» Record set:
* * * *

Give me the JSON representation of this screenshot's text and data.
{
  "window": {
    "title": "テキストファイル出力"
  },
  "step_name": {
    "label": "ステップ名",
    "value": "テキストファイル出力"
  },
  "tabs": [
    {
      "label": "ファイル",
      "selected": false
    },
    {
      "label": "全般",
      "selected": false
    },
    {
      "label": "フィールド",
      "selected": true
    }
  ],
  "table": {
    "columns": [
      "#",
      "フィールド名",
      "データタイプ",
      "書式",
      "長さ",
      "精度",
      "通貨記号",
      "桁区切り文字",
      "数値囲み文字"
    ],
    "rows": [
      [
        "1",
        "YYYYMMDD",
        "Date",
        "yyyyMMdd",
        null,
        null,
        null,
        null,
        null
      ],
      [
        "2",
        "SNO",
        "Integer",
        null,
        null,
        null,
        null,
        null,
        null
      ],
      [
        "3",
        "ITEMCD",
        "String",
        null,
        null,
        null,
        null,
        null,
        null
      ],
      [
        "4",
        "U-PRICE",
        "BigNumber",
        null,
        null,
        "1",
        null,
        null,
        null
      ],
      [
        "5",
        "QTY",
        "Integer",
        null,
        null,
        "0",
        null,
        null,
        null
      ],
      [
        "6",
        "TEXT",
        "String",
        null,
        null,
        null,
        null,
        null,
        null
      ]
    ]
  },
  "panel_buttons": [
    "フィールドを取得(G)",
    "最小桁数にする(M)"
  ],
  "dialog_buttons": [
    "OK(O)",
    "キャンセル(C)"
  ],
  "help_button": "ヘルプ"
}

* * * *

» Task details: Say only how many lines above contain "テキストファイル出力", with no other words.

» Solution to the problem: 2